Archive - February 2016

  1. Column: Female Athletes More Successful at Work Than Non-AthletesFebruary 25, 2016

    A 2014 survey of college graduates found that female athletes were more successful post-graduation than their contemporaries who were non-athletes. The survey of 30,000 college graduates was commissioned by Purdue University President Mitch Daniels and conducted by the Gallup-Purdue Index. The primary goal of the survey was to determine the value of a college education. One key finding of the survey was that being involved with a mentor, a community or a long-term project while in school was important to future success. After the survey was published, the NCAA hired Gallup to dig deeper into the numbers as they related to student-athletes. The results of their work were released last week.

  2. Column: NASCAR Adopts Charter ModelFebruary 18, 2016

    The 2016 NASCAR season begins with the Daytona 500 on February 21 but every race team has already registered a win. Last week the sanctioning body and the team owners’ group known as the Race Team Alliance (RTA) announced a new charter system modeled after the franchise system that exists in the four Major League team sports. The announcement qualifies as big news in an industry where the folks who own the cars, hire the drivers, solicit the sponsors and take all the risks have never had a semblance of financial security. NASCAR is wholly owned by the France Family, now in its third generation of controlling the sport with an iron fist. They make the race rules, discipline the drivers, award the races and allocate the purses, all without any input from those who are most affected by those decisions.
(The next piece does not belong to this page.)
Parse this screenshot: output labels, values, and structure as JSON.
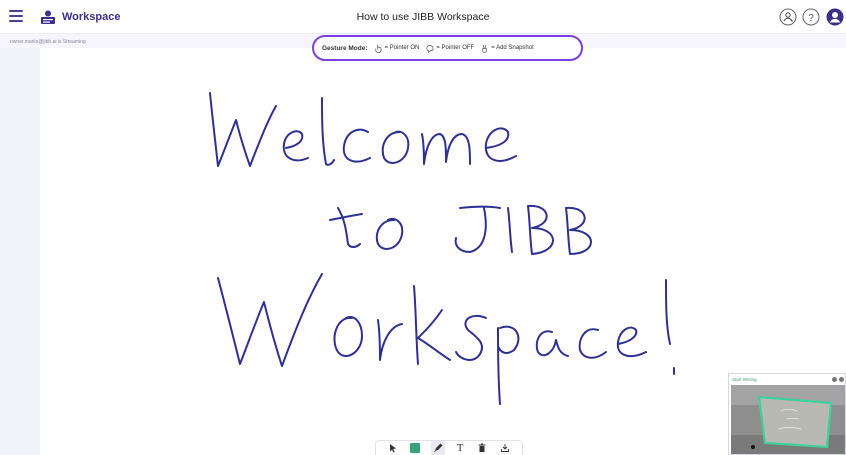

  3. Column: NFL Facing Pension WoesFebruary 11, 2016

    The NFL generated an estimated $12 billion dollars this year, far and away the most of any professional sports league in the country. But despite that embarrassment of riches, the NFL is facing a decidedly American problem: a substantial funding gap in its pension plan. According to league and union officials the players’ pension plan has only 72% of the assets necessary to cover liabilities owed to former and current players. Experts generally consider a funding ratio of 80% or more to be satisfactory. But the deficit in the NFL plan pales in comparison to many pension plans, including a number in the public sector.

  4. Column: MLB Encourages Expanded Ballpark NettingFebruary 4, 2016

    In December during the annual Baseball Winter Meetings MLB announced new guidelines designed to extend ballpark netting. The recommendations follow a season during which a number of serious injuries at ballparks around the country garnered extensive publicity. MLB’s new policy is not a mandate. Teams are “encouraged” to extend the netting from behind home plate a distance of 70 feet down each foul line, or to the ends of the dugouts nearest to home plate. The guidelines also apply to MLB spring training facilities and Pat O’Conner, President of Minor League Baseball, said he hoped MiLB clubs would comply as well. A number of MLB and MiLB teams have already indicated their intention to do so. Critics have voiced their displeasure with the new guidelines, claiming MLB didn’t go far enough. First, they say the policy should be mandatory and second, that the netting should extend to the outfield side of the dugouts, if not further.